Problem to solve ::
Go through the data and retrieve each line that includes the string "estado".

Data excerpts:
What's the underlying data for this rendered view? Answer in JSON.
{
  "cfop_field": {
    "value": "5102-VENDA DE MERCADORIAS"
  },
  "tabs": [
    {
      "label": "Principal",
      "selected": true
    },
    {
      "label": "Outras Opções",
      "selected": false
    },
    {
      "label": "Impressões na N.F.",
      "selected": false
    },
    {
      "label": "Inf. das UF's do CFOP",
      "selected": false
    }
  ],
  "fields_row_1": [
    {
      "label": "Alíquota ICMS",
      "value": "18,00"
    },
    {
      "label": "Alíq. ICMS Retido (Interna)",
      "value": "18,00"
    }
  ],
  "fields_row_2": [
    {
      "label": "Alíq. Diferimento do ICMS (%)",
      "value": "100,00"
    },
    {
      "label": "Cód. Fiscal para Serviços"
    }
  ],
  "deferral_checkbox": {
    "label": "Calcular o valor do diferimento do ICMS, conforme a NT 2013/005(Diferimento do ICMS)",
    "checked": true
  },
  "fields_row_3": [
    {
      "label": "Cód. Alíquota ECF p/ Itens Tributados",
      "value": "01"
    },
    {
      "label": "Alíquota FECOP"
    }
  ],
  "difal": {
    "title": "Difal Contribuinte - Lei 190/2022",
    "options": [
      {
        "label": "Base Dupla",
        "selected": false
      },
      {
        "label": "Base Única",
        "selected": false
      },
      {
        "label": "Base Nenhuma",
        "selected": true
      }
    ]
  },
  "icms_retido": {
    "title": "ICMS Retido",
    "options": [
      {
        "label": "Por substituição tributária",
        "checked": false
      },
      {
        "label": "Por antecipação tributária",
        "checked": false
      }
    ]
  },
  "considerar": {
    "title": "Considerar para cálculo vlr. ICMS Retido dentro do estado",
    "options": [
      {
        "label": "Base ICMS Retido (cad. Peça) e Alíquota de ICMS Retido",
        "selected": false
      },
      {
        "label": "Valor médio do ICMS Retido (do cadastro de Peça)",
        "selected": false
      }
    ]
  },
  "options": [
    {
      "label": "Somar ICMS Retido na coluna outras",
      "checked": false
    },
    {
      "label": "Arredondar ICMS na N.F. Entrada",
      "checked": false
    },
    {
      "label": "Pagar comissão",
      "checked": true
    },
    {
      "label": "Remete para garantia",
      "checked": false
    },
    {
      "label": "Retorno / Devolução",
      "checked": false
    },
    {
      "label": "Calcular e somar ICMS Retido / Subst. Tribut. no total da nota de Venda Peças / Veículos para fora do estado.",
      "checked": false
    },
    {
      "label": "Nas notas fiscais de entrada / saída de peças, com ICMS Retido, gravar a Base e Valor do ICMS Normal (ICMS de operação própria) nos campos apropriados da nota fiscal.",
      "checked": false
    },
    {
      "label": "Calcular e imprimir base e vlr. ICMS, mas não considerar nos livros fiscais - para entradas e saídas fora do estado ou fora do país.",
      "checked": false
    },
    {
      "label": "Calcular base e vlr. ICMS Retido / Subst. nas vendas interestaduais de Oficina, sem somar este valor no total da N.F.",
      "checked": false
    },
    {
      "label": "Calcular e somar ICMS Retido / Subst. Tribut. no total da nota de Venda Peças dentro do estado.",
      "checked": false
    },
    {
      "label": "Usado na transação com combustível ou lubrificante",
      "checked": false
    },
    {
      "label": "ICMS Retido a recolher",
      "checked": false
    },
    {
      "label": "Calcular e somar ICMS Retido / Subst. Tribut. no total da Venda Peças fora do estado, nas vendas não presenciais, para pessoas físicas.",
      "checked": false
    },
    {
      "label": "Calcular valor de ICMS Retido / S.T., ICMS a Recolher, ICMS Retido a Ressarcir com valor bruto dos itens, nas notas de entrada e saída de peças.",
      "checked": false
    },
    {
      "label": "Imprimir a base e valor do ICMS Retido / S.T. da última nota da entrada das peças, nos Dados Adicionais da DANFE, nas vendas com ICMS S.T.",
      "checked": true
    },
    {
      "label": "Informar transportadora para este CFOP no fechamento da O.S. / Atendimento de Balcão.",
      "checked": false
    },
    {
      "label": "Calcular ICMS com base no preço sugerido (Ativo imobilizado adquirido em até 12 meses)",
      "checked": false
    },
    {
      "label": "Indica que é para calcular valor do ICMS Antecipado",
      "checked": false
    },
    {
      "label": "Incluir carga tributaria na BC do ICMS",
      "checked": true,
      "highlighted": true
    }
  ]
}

Worked solution ::
    "title": "Considerar para cálculo vlr. ICMS Retido dentro do estado",
      "label": "Calcular e somar ICMS Retido / Subst. Tribut. no total da nota de Venda Peças / Veículos para fora do estado.",
      "label": "Calcular e imprimir base e vlr. ICMS, mas não considerar nos livros fiscais - para entradas e saídas fora do estado ou fora do país.",
      "label": "Calcular e somar ICMS Retido / Subst. Tribut. no total da nota de Venda Peças dentro do estado.",
      "label": "Calcular e somar ICMS Retido / Subst. Tribut. no total da Venda Peças fora do estado, nas vendas não presenciais, para pessoas físicas.",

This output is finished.